─── MATERIAL PROVIDED
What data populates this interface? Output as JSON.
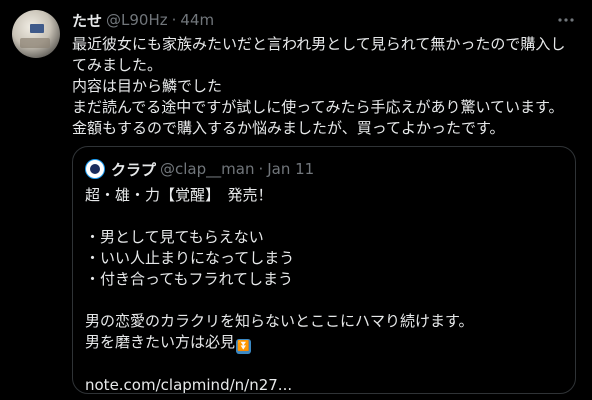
{
  "tweet": {
    "author_name": "たせ",
    "author_handle": "@L90Hz",
    "separator": "·",
    "time": "44m",
    "text_lines": [
      "最近彼女にも家族みたいだと言われ男として見られて無かったので購入し",
      "てみました。",
      "内容は目から鱗でした",
      "まだ読んでる途中ですが試しに使ってみたら手応えがあり驚いています。",
      "金額もするので購入するか悩みましたが、買ってよかったです。"
    ]
  },
  "quote": {
    "author_name": "クラプ",
    "author_handle": "@clap__man",
    "separator": "·",
    "date": "Jan 11",
    "lines": [
      "超・雄・力【覚醒】　発売！",
      "",
      "・男として見てもらえない",
      "・いい人止まりになってしまう",
      "・付き合ってもフラれてしまう",
      "",
      "男の恋愛のカラクリを知らないとここにハマり続けます。",
      "男を磨きたい方は必見",
      "",
      "note.com/clapmind/n/n27..."
    ],
    "emoji": "⏬"
  },
  "icons": {
    "more": "more-horizontal-icon",
    "avatar": "user-avatar",
    "quote_avatar": "quote-user-avatar"
  },
  "colors": {
    "background": "#000000",
    "text": "#e7e9ea",
    "secondary": "#71767b",
    "border": "#2f3336",
    "emoji_bg": "#3b88c3"
  }
}
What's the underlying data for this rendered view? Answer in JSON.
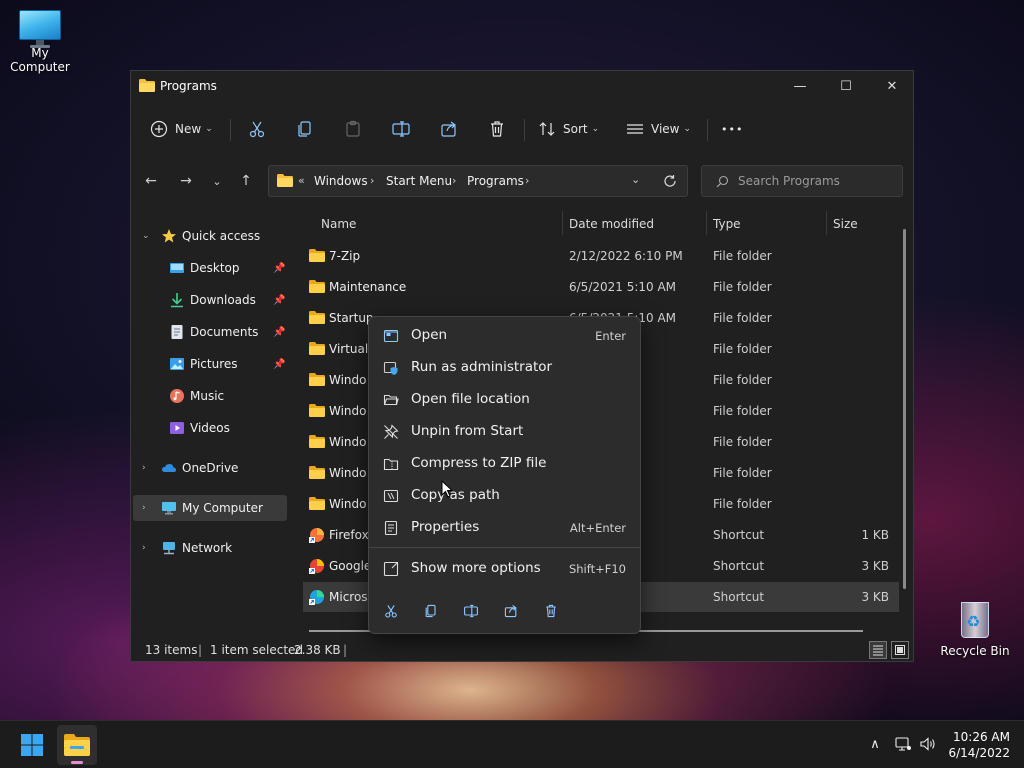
{
  "desktop": {
    "my_computer_label": "My Computer",
    "recycle_bin_label": "Recycle Bin"
  },
  "window": {
    "title": "Programs",
    "controls": {
      "minimize": "—",
      "maximize": "☐",
      "close": "✕"
    }
  },
  "toolbar": {
    "new_label": "New",
    "sort_label": "Sort",
    "view_label": "View",
    "more_label": "•••"
  },
  "address": {
    "prefix": "«",
    "crumbs": [
      "Windows",
      "Start Menu",
      "Programs"
    ],
    "separator": "›",
    "search_placeholder": "Search Programs"
  },
  "sidebar": {
    "items": [
      {
        "label": "Quick access",
        "icon": "star-icon"
      },
      {
        "label": "Desktop",
        "icon": "desktop-icon"
      },
      {
        "label": "Downloads",
        "icon": "download-icon"
      },
      {
        "label": "Documents",
        "icon": "document-icon"
      },
      {
        "label": "Pictures",
        "icon": "picture-icon"
      },
      {
        "label": "Music",
        "icon": "music-icon"
      },
      {
        "label": "Videos",
        "icon": "video-icon"
      },
      {
        "label": "OneDrive",
        "icon": "cloud-icon"
      },
      {
        "label": "My Computer",
        "icon": "computer-icon"
      },
      {
        "label": "Network",
        "icon": "network-icon"
      }
    ],
    "expand_icon": "⌄",
    "collapsed_icon": "›",
    "pin_glyph": "📌"
  },
  "columns": {
    "name": "Name",
    "date": "Date modified",
    "type": "Type",
    "size": "Size"
  },
  "files": [
    {
      "name": "7-Zip",
      "date": "2/12/2022 6:10 PM",
      "type": "File folder",
      "size": ""
    },
    {
      "name": "Maintenance",
      "date": "6/5/2021 5:10 AM",
      "type": "File folder",
      "size": ""
    },
    {
      "name": "Startup",
      "date": "6/5/2021 5:10 AM",
      "type": "File folder",
      "size": ""
    },
    {
      "name": "Virtual A",
      "date": "P M",
      "type": "File folder",
      "size": ""
    },
    {
      "name": "Windo",
      "date": "2 PM",
      "type": "File folder",
      "size": ""
    },
    {
      "name": "Windo",
      "date": "AM",
      "type": "File folder",
      "size": ""
    },
    {
      "name": "Windo",
      "date": "AM",
      "type": "File folder",
      "size": ""
    },
    {
      "name": "Windo",
      "date": "PM",
      "type": "File folder",
      "size": ""
    },
    {
      "name": "Windo",
      "date": "PM",
      "type": "File folder",
      "size": ""
    },
    {
      "name": "Firefox",
      "date": "PM",
      "type": "Shortcut",
      "size": "1 KB"
    },
    {
      "name": "Google",
      "date": "7 PM",
      "type": "Shortcut",
      "size": "3 KB"
    },
    {
      "name": "Microso",
      "date": "35 PM",
      "type": "Shortcut",
      "size": "3 KB"
    }
  ],
  "status": {
    "items": "13 items",
    "selection": "1 item selected",
    "size": "2.38 KB",
    "sep": "|"
  },
  "context_menu": {
    "items": [
      {
        "label": "Open",
        "shortcut": "Enter"
      },
      {
        "label": "Run as administrator",
        "shortcut": ""
      },
      {
        "label": "Open file location",
        "shortcut": ""
      },
      {
        "label": "Unpin from Start",
        "shortcut": ""
      },
      {
        "label": "Compress to ZIP file",
        "shortcut": ""
      },
      {
        "label": "Copy as path",
        "shortcut": ""
      },
      {
        "label": "Properties",
        "shortcut": "Alt+Enter"
      }
    ],
    "more": {
      "label": "Show more options",
      "shortcut": "Shift+F10"
    }
  },
  "taskbar": {
    "time": "10:26 AM",
    "date": "6/14/2022",
    "chevron": "∧"
  },
  "colors": {
    "accent": "#4cc2ff",
    "folder": "#f3c13a",
    "window_bg": "#202020",
    "menu_bg": "#2c2c2c"
  }
}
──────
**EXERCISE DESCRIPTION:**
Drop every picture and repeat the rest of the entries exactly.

**ANSWER:**
What data populates this interface? Output as JSON.
{
  "tweet": {
    "author_name": "たせ",
    "author_handle": "@L90Hz",
    "separator": "·",
    "time": "44m",
    "text_lines": [
      "最近彼女にも家族みたいだと言われ男として見られて無かったので購入し",
      "てみました。",
      "内容は目から鱗でした",
      "まだ読んでる途中ですが試しに使ってみたら手応えがあり驚いています。",
      "金額もするので購入するか悩みましたが、買ってよかったです。"
    ]
  },
  "quote": {
    "author_name": "クラプ",
    "author_handle": "@clap__man",
    "separator": "·",
    "date": "Jan 11",
    "lines": [
      "超・雄・力【覚醒】　発売！",
      "",
      "・男として見てもらえない",
      "・いい人止まりになってしまう",
      "・付き合ってもフラれてしまう",
      "",
      "男の恋愛のカラクリを知らないとここにハマり続けます。",
      "男を磨きたい方は必見",
      "",
      "note.com/clapmind/n/n27..."
    ],
    "emoji": "⏬"
  },
  "icons": {
    "more": "more-horizontal-icon",
    "avatar": "user-avatar",
    "quote_avatar": "quote-user-avatar"
  },
  "colors": {
    "background": "#000000",
    "text": "#e7e9ea",
    "secondary": "#71767b",
    "border": "#2f3336",
    "emoji_bg": "#3b88c3"
  }
}
What's the underlying data for this rendered view? Answer in JSON.
{
  "desktop": {
    "my_computer_label": "My Computer",
    "recycle_bin_label": "Recycle Bin"
  },
  "window": {
    "title": "Programs",
    "controls": {
      "minimize": "—",
      "maximize": "☐",
      "close": "✕"
    }
  },
  "toolbar": {
    "new_label": "New",
    "sort_label": "Sort",
    "view_label": "View",
    "more_label": "•••"
  },
  "address": {
    "prefix": "«",
    "crumbs": [
      "Windows",
      "Start Menu",
      "Programs"
    ],
    "separator": "›",
    "search_placeholder": "Search Programs"
  },
  "sidebar": {
    "items": [
      {
        "label": "Quick access",
        "icon": "star-icon"
      },
      {
        "label": "Desktop",
        "icon": "desktop-icon"
      },
      {
        "label": "Downloads",
        "icon": "download-icon"
      },
      {
        "label": "Documents",
        "icon": "document-icon"
      },
      {
        "label": "Pictures",
        "icon": "picture-icon"
      },
      {
        "label": "Music",
        "icon": "music-icon"
      },
      {
        "label": "Videos",
        "icon": "video-icon"
      },
      {
        "label": "OneDrive",
        "icon": "cloud-icon"
      },
      {
        "label": "My Computer",
        "icon": "computer-icon"
      },
      {
        "label": "Network",
        "icon": "network-icon"
      }
    ],
    "expand_icon": "⌄",
    "collapsed_icon": "›",
    "pin_glyph": "📌"
  },
  "columns": {
    "name": "Name",
    "date": "Date modified",
    "type": "Type",
    "size": "Size"
  },
  "files": [
    {
      "name": "7-Zip",
      "date": "2/12/2022 6:10 PM",
      "type": "File folder",
      "size": ""
    },
    {
      "name": "Maintenance",
      "date": "6/5/2021 5:10 AM",
      "type": "File folder",
      "size": ""
    },
    {
      "name": "Startup",
      "date": "6/5/2021 5:10 AM",
      "type": "File folder",
      "size": ""
    },
    {
      "name": "Virtual A",
      "date": "P M",
      "type": "File folder",
      "size": ""
    },
    {
      "name": "Windo",
      "date": "2 PM",
      "type": "File folder",
      "size": ""
    },
    {
      "name": "Windo",
      "date": "AM",
      "type": "File folder",
      "size": ""
    },
    {
      "name": "Windo",
      "date": "AM",
      "type": "File folder",
      "size": ""
    },
    {
      "name": "Windo",
      "date": "PM",
      "type": "File folder",
      "size": ""
    },
    {
      "name": "Windo",
      "date": "PM",
      "type": "File folder",
      "size": ""
    },
    {
      "name": "Firefox",
      "date": "PM",
      "type": "Shortcut",
      "size": "1 KB"
    },
    {
      "name": "Google",
      "date": "7 PM",
      "type": "Shortcut",
      "size": "3 KB"
    },
    {
      "name": "Microso",
      "date": "35 PM",
      "type": "Shortcut",
      "size": "3 KB"
    }
  ],
  "status": {
    "items": "13 items",
    "selection": "1 item selected",
    "size": "2.38 KB",
    "sep": "|"
  },
  "context_menu": {
    "items": [
      {
        "label": "Open",
        "shortcut": "Enter"
      },
      {
        "label": "Run as administrator",
        "shortcut": ""
      },
      {
        "label": "Open file location",
        "shortcut": ""
      },
      {
        "label": "Unpin from Start",
        "shortcut": ""
      },
      {
        "label": "Compress to ZIP file",
        "shortcut": ""
      },
      {
        "label": "Copy as path",
        "shortcut": ""
      },
      {
        "label": "Properties",
        "shortcut": "Alt+Enter"
      }
    ],
    "more": {
      "label": "Show more options",
      "shortcut": "Shift+F10"
    }
  },
  "taskbar": {
    "time": "10:26 AM",
    "date": "6/14/2022",
    "chevron": "∧"
  },
  "colors": {
    "accent": "#4cc2ff",
    "folder": "#f3c13a",
    "window_bg": "#202020",
    "menu_bg": "#2c2c2c"
  }
}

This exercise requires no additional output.